Treasury Secretary Janet Yellen is under fire for missing an April deadline to testify before the House and Senate Small Business Committees, even though she is required to do so under the coronavirus relief bill law passed by Congress in December.
The $900 billion stimulus bill, which former President Donald Trump signed into law on Dec. 27, 2020, stipulates that the Treasury secretary and Small Business Administration administrator must testify before the House Small Business Committee and the Senate Committee on Small Business and Entrepreneurship no later than "120 days after the date of the enactment of this act."
Although the 120-day deadline passed on April 26, 2021, Yellen and SBA Administrator Isabella Guzman have not appeared before either committee – to the frustration of some of its members.
Rep. Blaine Luetkemeyer, the House committee's ranking member, said in a statement to FOX Business that the SBA and Treasury Department have a "duty to be transparent" about the administration's relief efforts, particularly when the "nation's hardest-hit small businesses are working tirelessly to get back on their feet."
"An update from the Biden administration on our most essential small business relief programs is past due," Luetkemeyer, R-Mo., said. "Small businesses deserve information, and Secretary Yellen and Administrator Guzman must testify before our committee."
A source familiar with the matter told FOX Business that Deputy Treasury of the Secretary Wally Adeyemo – who oversees an umbrella office in charge of consolidating and administering the various relief programs established this year and last – was slated to testify before the House Small Business Committee, but the representatives ultimately canceled.
Yellen has at least eight scheduled hearings over the course of May, a Treasury official said.
In a Thursday letter to Yellen, Sen. Rand Paul, the ranking member of the Senate Small Business Committee, asked her to schedule a date to testify sometime in May or June.

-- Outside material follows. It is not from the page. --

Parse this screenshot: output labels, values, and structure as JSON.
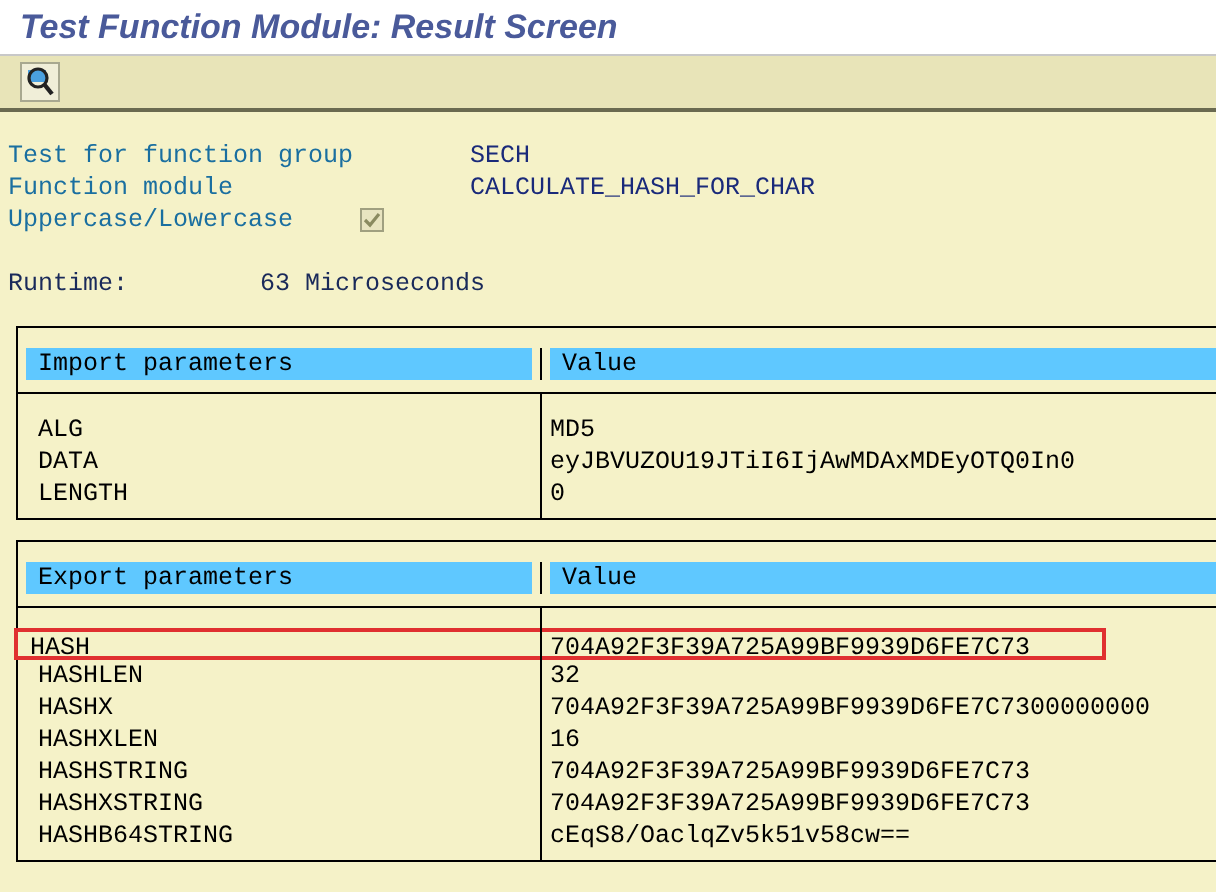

Paul, R-Ky., requested that she respond by May 7.
"I am committed to working with you to identify a mutually agreeable date for you to fulfill your obligation to appear before the committee," Paul wrote. "Unfortunately, previous efforts to work with your department to schedule your testimony have been unsuccessful to date."

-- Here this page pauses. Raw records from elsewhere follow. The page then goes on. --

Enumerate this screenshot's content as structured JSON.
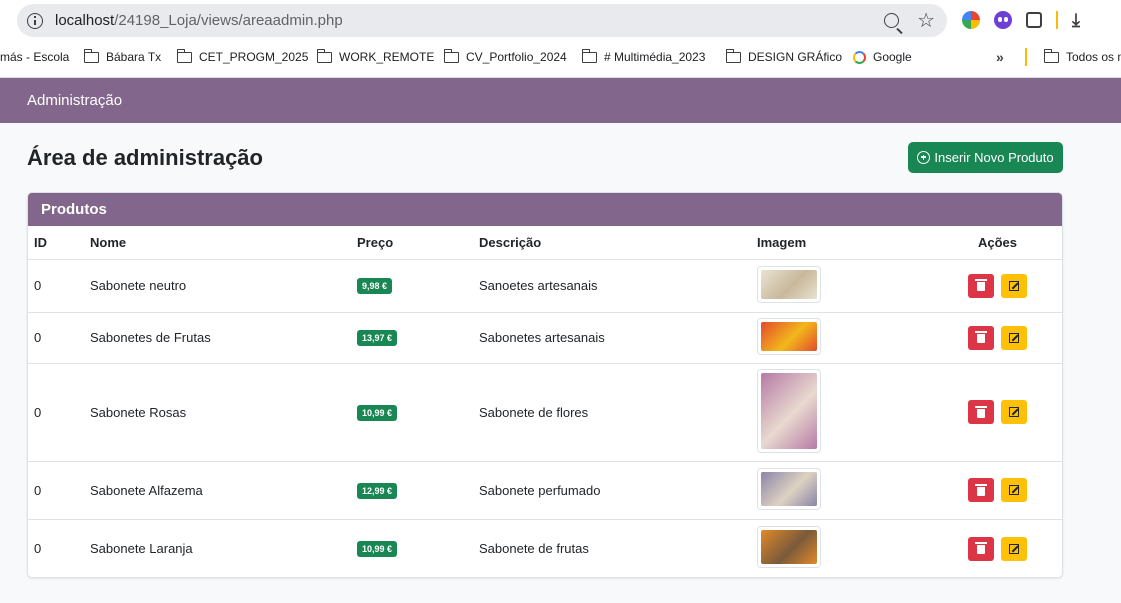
{
  "browser": {
    "url_host": "localhost",
    "url_path": "/24198_Loja/views/areaadmin.php",
    "bookmarks": [
      {
        "label": "más - Escola",
        "icon": "none"
      },
      {
        "label": "Bábara Tx",
        "icon": "folder-icon"
      },
      {
        "label": "CET_PROGM_2025",
        "icon": "folder-icon"
      },
      {
        "label": "WORK_REMOTE",
        "icon": "folder-icon"
      },
      {
        "label": "CV_Portfolio_2024",
        "icon": "folder-icon"
      },
      {
        "label": "# Multimédia_2023",
        "icon": "folder-icon"
      },
      {
        "label": "DESIGN GRÁfico",
        "icon": "folder-icon"
      },
      {
        "label": "Google",
        "icon": "google-icon"
      },
      {
        "label": "Todos os m",
        "icon": "folder-icon"
      }
    ],
    "overflow_label": "»"
  },
  "navbar": {
    "brand": "Administração"
  },
  "page": {
    "title": "Área de administração",
    "insert_button": "Inserir Novo Produto"
  },
  "products": {
    "header": "Produtos",
    "columns": {
      "id": "ID",
      "name": "Nome",
      "price": "Preço",
      "description": "Descrição",
      "image": "Imagem",
      "actions": "Ações"
    },
    "rows": [
      {
        "id": "0",
        "name": "Sabonete neutro",
        "price": "9,98 €",
        "description": "Sanoetes artesanais",
        "thumb_colors": [
          "#e9e2d4",
          "#c9b89a"
        ]
      },
      {
        "id": "0",
        "name": "Sabonetes de Frutas",
        "price": "13,97 €",
        "description": "Sabonetes artesanais",
        "thumb_colors": [
          "#e24b2c",
          "#f2b81c"
        ]
      },
      {
        "id": "0",
        "name": "Sabonete Rosas",
        "price": "10,99 €",
        "description": "Sabonete de flores",
        "thumb_colors": [
          "#b67aa6",
          "#e8d9cf"
        ]
      },
      {
        "id": "0",
        "name": "Sabonete Alfazema",
        "price": "12,99 €",
        "description": "Sabonete perfumado",
        "thumb_colors": [
          "#8c84a8",
          "#ddd3c2"
        ]
      },
      {
        "id": "0",
        "name": "Sabonete Laranja",
        "price": "10,99 €",
        "description": "Sabonete de frutas",
        "thumb_colors": [
          "#e08a2a",
          "#7a5a3a"
        ]
      }
    ]
  },
  "colors": {
    "brand": "#82668b",
    "success": "#198754",
    "danger": "#dc3545",
    "warning": "#ffc107"
  }
}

The SBA declined to comment. A spokesperson for Rep. Nydia Velázquez, the chair of the House Small Business Committee, did not respond to a request for comment.
The December stimulus bill extended several key relief programs designed to keep small businesses afloat during the pandemic, including the Paycheck Protection Program. The PPP exhausted its funding on Tuesday and stopped accepting most new applications, four weeks before it was slated to end, casting a new light on Yellen's lack of testimony.

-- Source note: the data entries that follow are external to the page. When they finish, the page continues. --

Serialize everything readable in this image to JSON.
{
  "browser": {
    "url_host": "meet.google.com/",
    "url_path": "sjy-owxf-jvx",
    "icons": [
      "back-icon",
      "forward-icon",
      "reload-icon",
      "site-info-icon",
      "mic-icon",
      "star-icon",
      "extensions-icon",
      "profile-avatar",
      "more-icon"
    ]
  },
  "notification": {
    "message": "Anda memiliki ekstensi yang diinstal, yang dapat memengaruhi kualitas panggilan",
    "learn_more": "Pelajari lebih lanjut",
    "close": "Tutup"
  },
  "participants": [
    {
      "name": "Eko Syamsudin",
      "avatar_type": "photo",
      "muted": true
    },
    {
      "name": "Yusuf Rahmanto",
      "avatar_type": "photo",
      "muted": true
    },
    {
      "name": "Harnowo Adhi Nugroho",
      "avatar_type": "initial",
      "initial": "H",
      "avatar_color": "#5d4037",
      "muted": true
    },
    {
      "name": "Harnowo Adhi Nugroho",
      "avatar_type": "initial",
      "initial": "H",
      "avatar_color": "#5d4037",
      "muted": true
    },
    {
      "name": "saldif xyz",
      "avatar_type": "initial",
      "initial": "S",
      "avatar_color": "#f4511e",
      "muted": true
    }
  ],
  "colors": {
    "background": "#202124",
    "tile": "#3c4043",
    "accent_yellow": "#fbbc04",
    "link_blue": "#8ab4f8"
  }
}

Just a fraction of the $292 billion that Congress allocated to the rescue fund this year is left – most of which is reserved for financial lenders that serve underserved communities, according to the SBA. Those lenders will be allowed to process qualifying applications until the remaining money runs out.
The PPP distributed roughly $780.4 billion in forgivable loans to some 10.78 million businesses, according to government data.